The US is set to lose its top spot as the world’s largest cashless region to emerging Asian markets led by China next year, due to the popularity of payments systems such as Alibaba’s Alipay and Tencent’s WeChat Pay.
Payments without the use of cash in the US are estimated to grow by 4.7 per cent to 184.4bn transactions in 2020, while emerging Asian markets are set to jump by 30 per cent to 208.7bn next year, according to a report by consultant Capgemini. It added that large credit transfer volumes in India, as well as the government’s promotion of open banking systems, will also spur cashless payments in the region.
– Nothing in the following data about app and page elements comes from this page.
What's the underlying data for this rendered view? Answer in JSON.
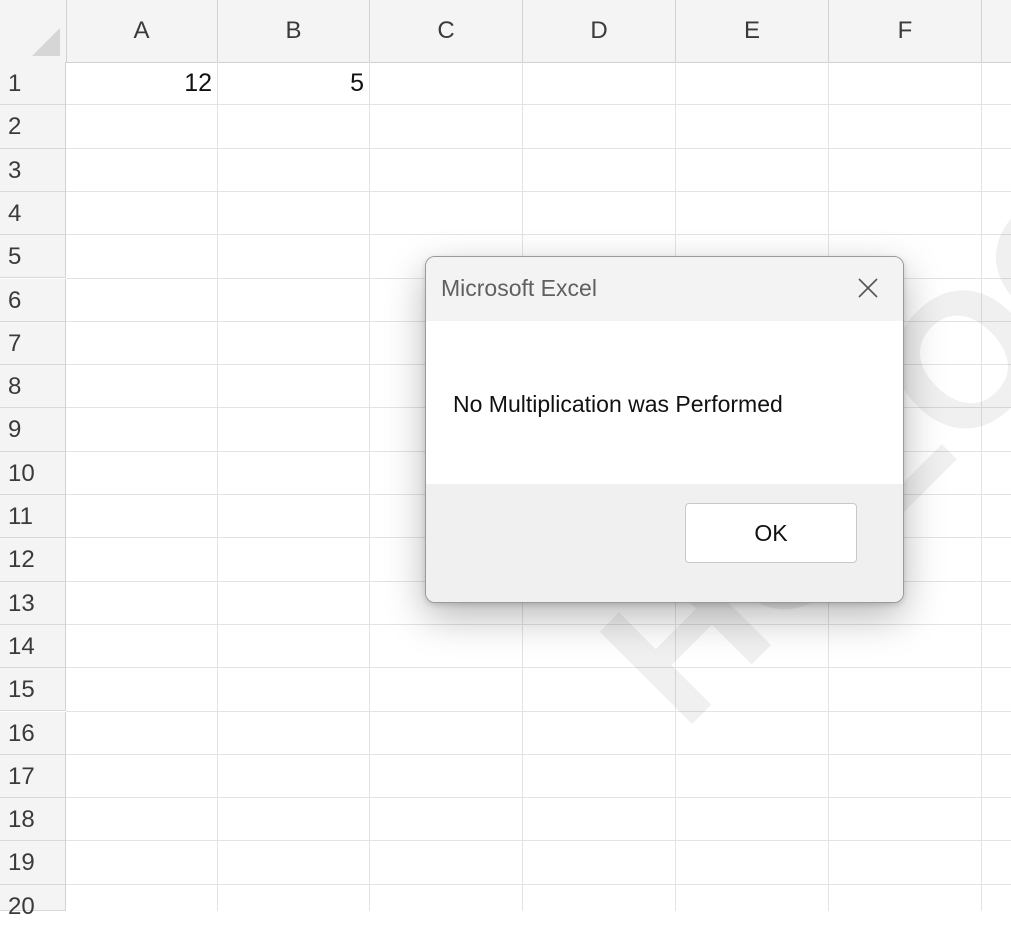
{
  "columns": [
    "A",
    "B",
    "C",
    "D",
    "E",
    "F"
  ],
  "rows": [
    "1",
    "2",
    "3",
    "4",
    "5",
    "6",
    "7",
    "8",
    "9",
    "10",
    "11",
    "12",
    "13",
    "14",
    "15",
    "16",
    "17",
    "18",
    "19",
    "20"
  ],
  "cells": {
    "A1": "12",
    "B1": "5"
  },
  "watermark": "HOLOGY.C",
  "dialog": {
    "title": "Microsoft Excel",
    "message": "No Multiplication was Performed",
    "ok_label": "OK",
    "close_icon": "close-icon"
  }
}
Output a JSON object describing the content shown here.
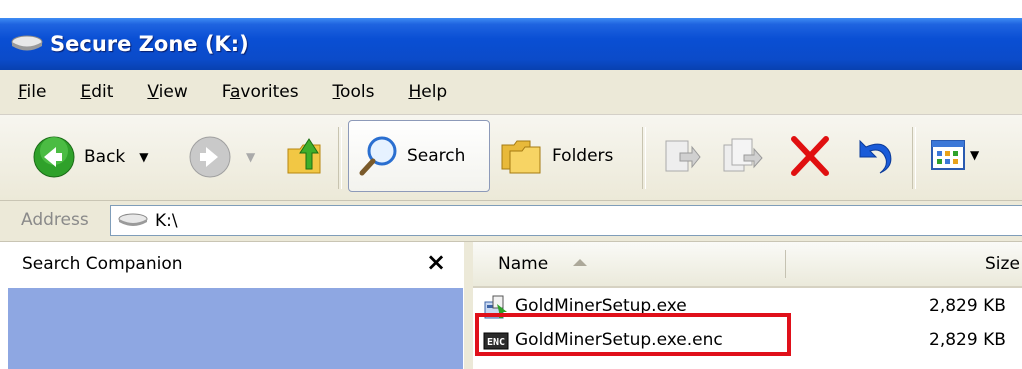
{
  "window": {
    "title": "Secure Zone (K:)",
    "title_icon": "drive-icon"
  },
  "menubar": {
    "items": [
      {
        "label": "File",
        "underline": "F"
      },
      {
        "label": "Edit",
        "underline": "E"
      },
      {
        "label": "View",
        "underline": "V"
      },
      {
        "label": "Favorites",
        "underline": "a"
      },
      {
        "label": "Tools",
        "underline": "T"
      },
      {
        "label": "Help",
        "underline": "H"
      }
    ]
  },
  "toolbar": {
    "back_label": "Back",
    "search_label": "Search",
    "folders_label": "Folders"
  },
  "address": {
    "label": "Address",
    "value": "K:\\"
  },
  "search_pane": {
    "title": "Search Companion",
    "close_glyph": "×"
  },
  "file_list": {
    "columns": [
      "Name",
      "Size"
    ],
    "files": [
      {
        "name": "GoldMinerSetup.exe",
        "size": "2,829 KB",
        "icon": "installer-icon"
      },
      {
        "name": "GoldMinerSetup.exe.enc",
        "size": "2,829 KB",
        "icon": "encrypted-file-icon",
        "highlighted": true
      }
    ]
  },
  "colors": {
    "titlebar": "#0b4bc9",
    "chrome": "#ece9d8",
    "pane_body": "#8ea7e2",
    "highlight": "#e0101a",
    "delete_red": "#e01010",
    "undo_blue": "#1a5bd8"
  }
}
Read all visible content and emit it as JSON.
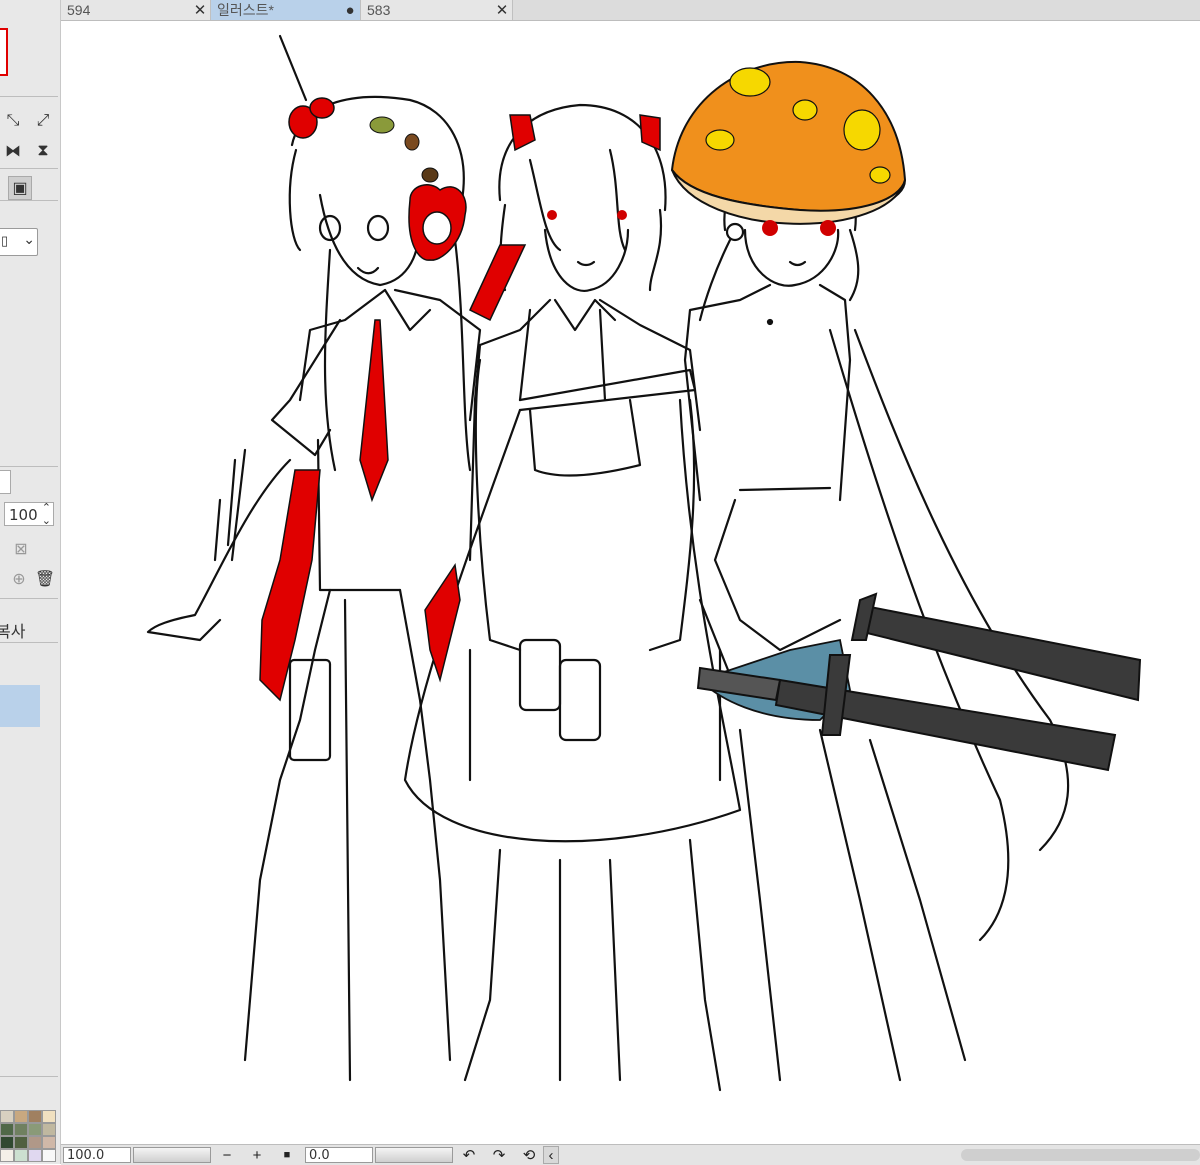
{
  "tabs": [
    {
      "label": "594",
      "close": "✕"
    },
    {
      "label": "일러스트*",
      "close": "●"
    },
    {
      "label": "583",
      "close": "✕"
    }
  ],
  "left_panel": {
    "opacity_value": "100",
    "layer_text": "복사",
    "icons": [
      "expand-icon",
      "fit-icon",
      "flip-horizontal-icon",
      "flip-vertical-icon",
      "layer-comp-icon",
      "dropdown-icon",
      "spinner-icon",
      "mask-icon",
      "new-layer-icon",
      "trash-icon"
    ]
  },
  "status_bar": {
    "zoom_value": "100.0",
    "angle_value": "0.0",
    "zoom_out": "−",
    "zoom_in": "+",
    "stop": "■",
    "rotate_left": "↶",
    "rotate_right": "↷",
    "reset_rotation": "⟲",
    "scroll_left": "‹"
  },
  "palette_colors": [
    "#d8d0c0",
    "#c8a880",
    "#a08060",
    "#f0e0c0",
    "#506848",
    "#708060",
    "#8a9a78",
    "#c0b8a0",
    "#304830",
    "#506040",
    "#b09888",
    "#d0b8a8",
    "#f4f0e8",
    "#cce0d0",
    "#e0d8f0",
    "#f8f8f8"
  ],
  "accent": {
    "tab_active": "#b9d1ea",
    "red": "#e00000",
    "orange": "#f0901c",
    "yellow": "#f6d800",
    "denim": "#5b8fa6",
    "sword": "#3a3a3a"
  }
}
The study blamed a “reluctance” by US retailers to invest in new technology as well as “inertia” from regulators.
However, the “widespread adoption” of digital wallets, mobile payments, open banking and retail platforms from America’s Amazon, Sweden’s Klarna to South Korea’s Samsung Pay is fuelling payments without cash around the world, the report said.
The top five cashless societies in 2017 (the most recent global figures available) were: the US which rose 5 per cent to 147.3bn transactions, Europe up 7 per cent to 80.4bn, China up 34.6 per cent to 64.9bn, Brazil up 7.3 per cent to 31bn and the UK also up 7.3 per cent to 29.5bn. India joined the world’s top ten cashless societies for the first time, at number ten, jumping 38.5 per cent to 12.6bn transactions.
But cash is far from dead, even in the most mature societies. The survey points out that over the last decade in 40 of the 42 most developed nations cash in circulation outpaced economic growth, adding that this “growing trend became especially noticeable in advanced economies at the start of the 2008 global financial crisis and is likely driven by store-of-value motives rather than payment needs.”
In Europe, cash accounts for 79 per cent of all point of sale transactions in volume and 54 per cent in value, where it is particularly useful for small shop purchases such as groceries.